·        1591:  "The last fight of the Revenge…, which under Sir Richard Grenville stood off fifteen Spanish warships in an all-day battle, was a great piece of heroic English saga, but it also marked the end of easy plunder on the high seas.  The fleet of which the Revenge was a part had done what every English naval force wanted to do, they had intercepted the main body of the Spanish treasureships.  But the bullion was too well guarded to be reached; the battle fought by the Revenge was an accident, the result of faulty communications; the Spanish treasure reached Spain safely" (Adams 176).

·        1592-94:  The theaters are closed because of plague.

·        1593:  John Penry (a Welshman) is hanged for the Martin Marprelate tracts; he may have been the wrong man.  Marlowe is murdered in a tavern.
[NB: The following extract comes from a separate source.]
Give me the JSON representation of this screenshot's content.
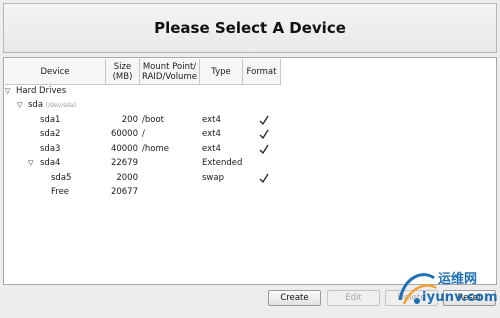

·        1598:  Elizabeth spoon feeds the dying Burghley.

·        1599:  The Globe Theater opens.

·        1600:  London now has 200,000 residents.  Shakespeare finishes Hamlet.

·        1601:  Essex is executed for attempting to overthrow Elizabeth.

·        1603:  Elizabeth dies.  James I of Scotland (son of Mary Queen of Scots) becomes king.

·        1616:  William Shakespeare dies.

·        1623:  Mr. William Shakespeares comedies, histories, & tragedies is published (the so-called First Folio edition).